Indeed, late in his life, Freud was horrified at the thought that his letters to Fliess might be published. He wrote in alarm to the friend who had purchased the letters on Freud's behalf--precisely in order to keep them from the public eye: Our correspondence was the most intimate you can imagine. It would have been highly embarrassing to have it fall into the hands of strangers. Freud was clearly troubled by the possibility that the depth of his intimacy with another man would be exposed. It was hard to entirely make out the face through the filter of time. Below the picture it said, So, there I was, for some reason, thinking back over the years . places and people . and you popped into my head . and I smiled and thought, now she was really something. Huh? That last bit seemed like a slightly suggestive choice of words. I barely knew the guy. His evidently dreamy state of mind couldn't have had much to do with me. That this person took a moment to savor the past and share a warm reminiscence was nice, I supposed. It is. Try it. Schedule an hour to spend with someone important - you. Or, like too many others, are you afraid to face yourself? Spend some time with you, as though you are really there, as though you are worth being with, as though you really count! Rationalize this paragraph away with any excuse, too busy, too many responsibilities, it won't 36 work, or any other bull and you only make your prison more secure.

We can't let you out, only you can.
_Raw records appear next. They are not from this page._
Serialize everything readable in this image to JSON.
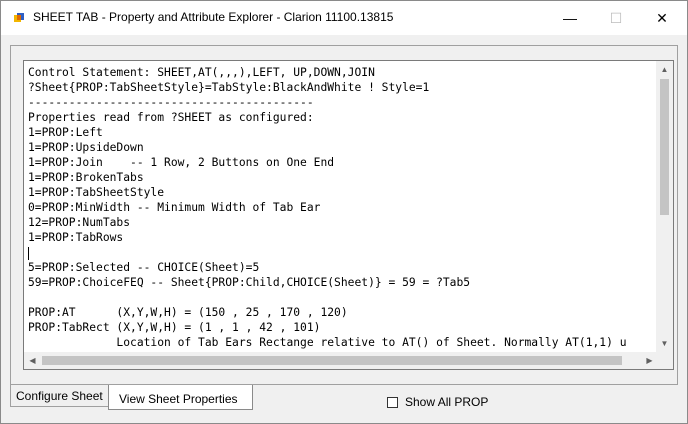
{
  "window": {
    "title": "SHEET TAB - Property and Attribute Explorer - Clarion 11100.13815",
    "app_icon": "clarion-app-icon",
    "buttons": {
      "minimize": "—",
      "maximize": "☐",
      "close": "✕"
    }
  },
  "content": {
    "lines": [
      "Control Statement: SHEET,AT(,,,),LEFT, UP,DOWN,JOIN",
      "?Sheet{PROP:TabSheetStyle}=TabStyle:BlackAndWhite ! Style=1",
      "------------------------------------------",
      "Properties read from ?SHEET as configured:",
      "1=PROP:Left",
      "1=PROP:UpsideDown",
      "1=PROP:Join    -- 1 Row, 2 Buttons on One End",
      "1=PROP:BrokenTabs",
      "1=PROP:TabSheetStyle",
      "0=PROP:MinWidth -- Minimum Width of Tab Ear",
      "12=PROP:NumTabs",
      "1=PROP:TabRows",
      "",
      "5=PROP:Selected -- CHOICE(Sheet)=5",
      "59=PROP:ChoiceFEQ -- Sheet{PROP:Child,CHOICE(Sheet)} = 59 = ?Tab5",
      "",
      "PROP:AT      (X,Y,W,H) = (150 , 25 , 170 , 120)",
      "PROP:TabRect (X,Y,W,H) = (1 , 1 , 42 , 101)",
      "             Location of Tab Ears Rectange relative to AT() of Sheet. Normally AT(1,1) u"
    ]
  },
  "tabs": [
    {
      "label": "Configure Sheet",
      "selected": false
    },
    {
      "label": "View Sheet Properties",
      "selected": true
    }
  ],
  "show_all_prop": {
    "label": "Show All PROP",
    "checked": false
  },
  "scrollbar_icons": {
    "up": "▲",
    "down": "▼",
    "left": "◀",
    "right": "▶"
  }
}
While there isn't anything particularly mysterious about a mirror, the experience can be startling. All kinds of things can happen when you confront you. You even know what you want to change. This is the most astonishing benefit: eventually we become the Coach. I know this is true because of all my clients who got better - and continued improving without me. It makes sense given the gap between the Farsighted Planner and Myopic Doer in us. Coaches can bridge that gap because they're objective, not caught up in the environment that so often corrupts us. They can remind us of our original intentions. They can recall the times when we displayed desirable behavior and help us summon up the will to do so again. That's what Coaches do. But over time, after many reminders, we learn and adapt. We recognize the situations where we'll likely stray from our plans. We think, I've been here before. By the time Fliess met him, Freud was already launched on his own Night Sea Journey. It was not just professional. It was deeply personal as well. In fact, it was the deep investigation of his own psyche, mind, and heart that culminated in the development of psychoanalysis. The science of the unconscious was the fruit of Freud's travels in the basement and attic of his own mind. At the time Fliess first encountered the young Sigmund Freud, Freud was already deep into his investigation of the puzzling group of psychological symptoms that were then designated hysteria.